Greg Slipher of Indiana Farm Bureau told a crowd of Belted Galloway breeders from all over the Midwest why it's so important to think about neighbors before you do things like spread manure or other operations that neighbors might not understand.
Slipher is livestock specialist for IFB. He deals with producer vs. neighbor conflicts on a daily basis. He was talking at Doug Abney's farm near Bargersville.
His suggestions relied on common sense, such as get to know your neighbors before you meet them for the first time when you have a manure spill on the road, or worse yet, in court. Be conscientious about their feelings, including not spreading manure when they're hosting an outdoor party. Consider hosting an open house and barbecue or cook-out for the neighbors.
One producer in the crowd was less than convinced.
"What do you do when you respect the neighbors, but they don't respect you?" he asked. He went on to tell stories of kids going four-wheeling in his alfalfa field, lighting big bales of hay on fire and the like.

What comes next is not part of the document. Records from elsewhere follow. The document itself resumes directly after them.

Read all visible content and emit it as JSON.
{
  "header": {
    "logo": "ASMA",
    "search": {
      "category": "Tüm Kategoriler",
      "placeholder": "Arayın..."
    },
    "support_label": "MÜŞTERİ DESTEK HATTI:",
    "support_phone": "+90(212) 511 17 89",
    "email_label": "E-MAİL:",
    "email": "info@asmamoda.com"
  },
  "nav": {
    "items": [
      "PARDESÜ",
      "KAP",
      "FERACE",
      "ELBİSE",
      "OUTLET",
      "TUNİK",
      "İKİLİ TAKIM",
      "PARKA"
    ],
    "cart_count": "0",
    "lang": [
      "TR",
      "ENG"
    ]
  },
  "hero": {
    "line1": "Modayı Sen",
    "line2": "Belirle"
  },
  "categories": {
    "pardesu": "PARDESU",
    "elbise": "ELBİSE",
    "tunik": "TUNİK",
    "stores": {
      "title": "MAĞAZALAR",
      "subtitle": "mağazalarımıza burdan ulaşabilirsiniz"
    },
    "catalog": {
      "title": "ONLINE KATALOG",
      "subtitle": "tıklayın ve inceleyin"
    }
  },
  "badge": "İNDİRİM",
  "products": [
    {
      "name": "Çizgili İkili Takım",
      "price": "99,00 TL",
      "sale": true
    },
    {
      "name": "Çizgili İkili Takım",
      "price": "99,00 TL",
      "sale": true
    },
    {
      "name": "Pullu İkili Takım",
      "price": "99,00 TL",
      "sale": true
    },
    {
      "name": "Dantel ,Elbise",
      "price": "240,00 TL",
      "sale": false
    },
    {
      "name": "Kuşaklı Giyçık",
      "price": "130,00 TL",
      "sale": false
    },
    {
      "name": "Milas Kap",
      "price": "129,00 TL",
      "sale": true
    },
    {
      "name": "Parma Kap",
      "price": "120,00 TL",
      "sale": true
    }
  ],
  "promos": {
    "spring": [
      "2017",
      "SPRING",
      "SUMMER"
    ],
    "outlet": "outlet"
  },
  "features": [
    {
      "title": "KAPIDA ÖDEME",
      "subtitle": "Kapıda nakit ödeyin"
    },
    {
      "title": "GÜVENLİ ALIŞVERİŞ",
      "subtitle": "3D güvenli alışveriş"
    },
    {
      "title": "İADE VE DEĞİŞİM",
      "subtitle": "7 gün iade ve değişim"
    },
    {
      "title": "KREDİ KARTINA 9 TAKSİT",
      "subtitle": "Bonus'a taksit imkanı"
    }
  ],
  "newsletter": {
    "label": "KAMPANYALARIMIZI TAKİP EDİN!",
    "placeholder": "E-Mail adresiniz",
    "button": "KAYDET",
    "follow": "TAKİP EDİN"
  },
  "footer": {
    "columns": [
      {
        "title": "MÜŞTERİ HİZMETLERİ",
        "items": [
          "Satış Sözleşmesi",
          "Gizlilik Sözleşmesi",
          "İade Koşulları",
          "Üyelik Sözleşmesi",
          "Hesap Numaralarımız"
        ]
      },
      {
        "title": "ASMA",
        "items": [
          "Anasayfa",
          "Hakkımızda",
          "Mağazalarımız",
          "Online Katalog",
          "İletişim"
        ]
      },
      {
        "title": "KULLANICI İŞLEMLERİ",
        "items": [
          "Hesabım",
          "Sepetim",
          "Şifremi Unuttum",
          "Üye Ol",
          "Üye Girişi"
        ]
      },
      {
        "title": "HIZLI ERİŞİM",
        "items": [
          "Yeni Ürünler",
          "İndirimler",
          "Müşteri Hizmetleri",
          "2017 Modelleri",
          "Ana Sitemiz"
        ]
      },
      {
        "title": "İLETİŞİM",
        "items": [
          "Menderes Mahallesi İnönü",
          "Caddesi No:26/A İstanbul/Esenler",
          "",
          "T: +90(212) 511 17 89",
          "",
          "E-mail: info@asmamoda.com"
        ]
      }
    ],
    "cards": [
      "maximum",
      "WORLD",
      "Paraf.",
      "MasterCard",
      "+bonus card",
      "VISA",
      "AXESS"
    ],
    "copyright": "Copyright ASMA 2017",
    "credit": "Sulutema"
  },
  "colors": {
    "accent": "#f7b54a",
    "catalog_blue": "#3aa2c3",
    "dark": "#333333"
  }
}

Slipher's suggestion of "talk to the parents" brought this response.
"I did. They think it's OK. They tell their kids to go ahead, it's open land. In fact, sometimes the parents are out there in my field riding with them."

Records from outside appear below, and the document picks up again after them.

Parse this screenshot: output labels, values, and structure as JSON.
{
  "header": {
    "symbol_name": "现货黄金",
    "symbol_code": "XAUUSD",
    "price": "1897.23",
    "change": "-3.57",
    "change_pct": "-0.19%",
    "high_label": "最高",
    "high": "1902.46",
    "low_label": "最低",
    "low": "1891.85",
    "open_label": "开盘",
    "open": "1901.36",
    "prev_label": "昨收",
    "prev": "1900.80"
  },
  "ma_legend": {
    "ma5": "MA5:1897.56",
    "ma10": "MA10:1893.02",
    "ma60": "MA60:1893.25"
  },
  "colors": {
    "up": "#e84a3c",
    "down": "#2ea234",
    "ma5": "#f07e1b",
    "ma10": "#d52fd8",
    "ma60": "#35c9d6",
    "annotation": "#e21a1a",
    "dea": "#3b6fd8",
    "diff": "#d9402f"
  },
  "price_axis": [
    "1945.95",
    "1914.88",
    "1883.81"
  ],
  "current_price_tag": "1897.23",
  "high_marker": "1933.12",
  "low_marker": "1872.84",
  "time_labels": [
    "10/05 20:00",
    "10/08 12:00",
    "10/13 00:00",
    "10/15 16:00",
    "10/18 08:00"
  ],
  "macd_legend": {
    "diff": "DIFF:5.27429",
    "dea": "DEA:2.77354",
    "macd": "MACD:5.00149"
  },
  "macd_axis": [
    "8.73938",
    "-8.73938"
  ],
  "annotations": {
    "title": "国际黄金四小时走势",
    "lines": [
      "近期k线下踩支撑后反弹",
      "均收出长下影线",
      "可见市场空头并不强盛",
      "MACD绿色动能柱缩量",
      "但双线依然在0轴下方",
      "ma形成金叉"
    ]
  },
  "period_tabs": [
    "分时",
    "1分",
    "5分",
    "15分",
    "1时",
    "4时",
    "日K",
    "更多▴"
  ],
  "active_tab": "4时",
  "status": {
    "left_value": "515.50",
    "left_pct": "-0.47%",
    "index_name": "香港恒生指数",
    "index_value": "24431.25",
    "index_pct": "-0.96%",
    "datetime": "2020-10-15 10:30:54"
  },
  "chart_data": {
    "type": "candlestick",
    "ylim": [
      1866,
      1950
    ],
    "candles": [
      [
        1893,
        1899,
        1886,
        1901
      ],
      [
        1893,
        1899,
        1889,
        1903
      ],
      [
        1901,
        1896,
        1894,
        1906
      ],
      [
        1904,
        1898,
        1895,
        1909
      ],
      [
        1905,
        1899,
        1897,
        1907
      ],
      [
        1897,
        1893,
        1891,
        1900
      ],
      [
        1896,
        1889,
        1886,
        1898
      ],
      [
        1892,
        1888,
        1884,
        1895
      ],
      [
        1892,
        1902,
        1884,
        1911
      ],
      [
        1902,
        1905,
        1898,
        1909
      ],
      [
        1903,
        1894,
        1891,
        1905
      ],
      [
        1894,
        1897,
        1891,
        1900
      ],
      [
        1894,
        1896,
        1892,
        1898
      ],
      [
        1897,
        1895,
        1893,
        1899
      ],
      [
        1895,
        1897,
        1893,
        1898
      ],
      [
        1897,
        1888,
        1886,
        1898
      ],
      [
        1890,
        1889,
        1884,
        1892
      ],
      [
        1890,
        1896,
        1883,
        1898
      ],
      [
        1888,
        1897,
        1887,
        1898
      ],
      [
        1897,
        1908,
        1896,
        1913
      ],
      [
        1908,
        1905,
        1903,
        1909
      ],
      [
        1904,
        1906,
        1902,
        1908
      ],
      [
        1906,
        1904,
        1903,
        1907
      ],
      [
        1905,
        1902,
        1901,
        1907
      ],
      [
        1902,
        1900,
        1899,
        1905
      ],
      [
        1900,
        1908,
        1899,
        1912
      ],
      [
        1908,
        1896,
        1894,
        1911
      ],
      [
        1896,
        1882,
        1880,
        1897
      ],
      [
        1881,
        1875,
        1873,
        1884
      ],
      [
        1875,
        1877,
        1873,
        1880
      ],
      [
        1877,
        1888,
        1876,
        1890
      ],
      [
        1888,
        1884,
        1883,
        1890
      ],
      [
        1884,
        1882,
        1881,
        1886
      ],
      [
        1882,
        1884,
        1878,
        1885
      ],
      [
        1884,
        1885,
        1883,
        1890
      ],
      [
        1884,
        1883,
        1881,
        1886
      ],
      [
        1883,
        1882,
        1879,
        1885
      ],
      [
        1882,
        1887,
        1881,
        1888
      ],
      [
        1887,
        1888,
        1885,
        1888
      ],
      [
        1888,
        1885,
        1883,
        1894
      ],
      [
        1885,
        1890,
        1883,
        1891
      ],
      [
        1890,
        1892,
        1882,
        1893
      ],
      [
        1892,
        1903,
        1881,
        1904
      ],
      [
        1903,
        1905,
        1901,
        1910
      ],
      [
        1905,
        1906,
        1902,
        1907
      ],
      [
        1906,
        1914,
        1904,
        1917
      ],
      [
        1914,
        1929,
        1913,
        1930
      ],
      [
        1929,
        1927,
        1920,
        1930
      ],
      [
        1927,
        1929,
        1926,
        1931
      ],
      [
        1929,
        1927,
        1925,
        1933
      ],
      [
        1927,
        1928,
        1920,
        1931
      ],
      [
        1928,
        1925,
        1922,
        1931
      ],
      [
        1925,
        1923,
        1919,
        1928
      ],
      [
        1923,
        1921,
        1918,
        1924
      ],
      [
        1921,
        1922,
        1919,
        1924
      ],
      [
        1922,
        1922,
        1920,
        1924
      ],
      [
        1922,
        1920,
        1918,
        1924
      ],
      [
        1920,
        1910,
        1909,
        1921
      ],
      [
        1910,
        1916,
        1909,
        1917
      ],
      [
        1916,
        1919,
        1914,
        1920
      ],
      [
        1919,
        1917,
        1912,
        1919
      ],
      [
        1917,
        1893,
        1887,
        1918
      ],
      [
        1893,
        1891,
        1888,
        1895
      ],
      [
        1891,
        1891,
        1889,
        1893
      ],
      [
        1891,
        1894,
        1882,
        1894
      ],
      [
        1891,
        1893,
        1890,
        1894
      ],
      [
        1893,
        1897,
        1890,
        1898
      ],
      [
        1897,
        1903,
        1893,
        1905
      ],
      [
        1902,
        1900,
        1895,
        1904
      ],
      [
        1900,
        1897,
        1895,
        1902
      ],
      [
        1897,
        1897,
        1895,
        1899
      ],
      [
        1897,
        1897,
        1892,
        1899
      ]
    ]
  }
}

Couldn't happen in Indiana? It has, and it does. This cattleman lives near the suburbs of the expanding Chicagoland that spills over into northwestern Indiana. He continually battles damage from suburban neighbors who move to the country and don't understand agriculture, or respect it.
The disregard for personal property rights is more common in Europe, and is a topic of debate in countries like Germany. It's usually not an issue here – Americans usually understand the concept of private property.
This sounds like a case where working with the authorities might be warranted, Slipher suggested.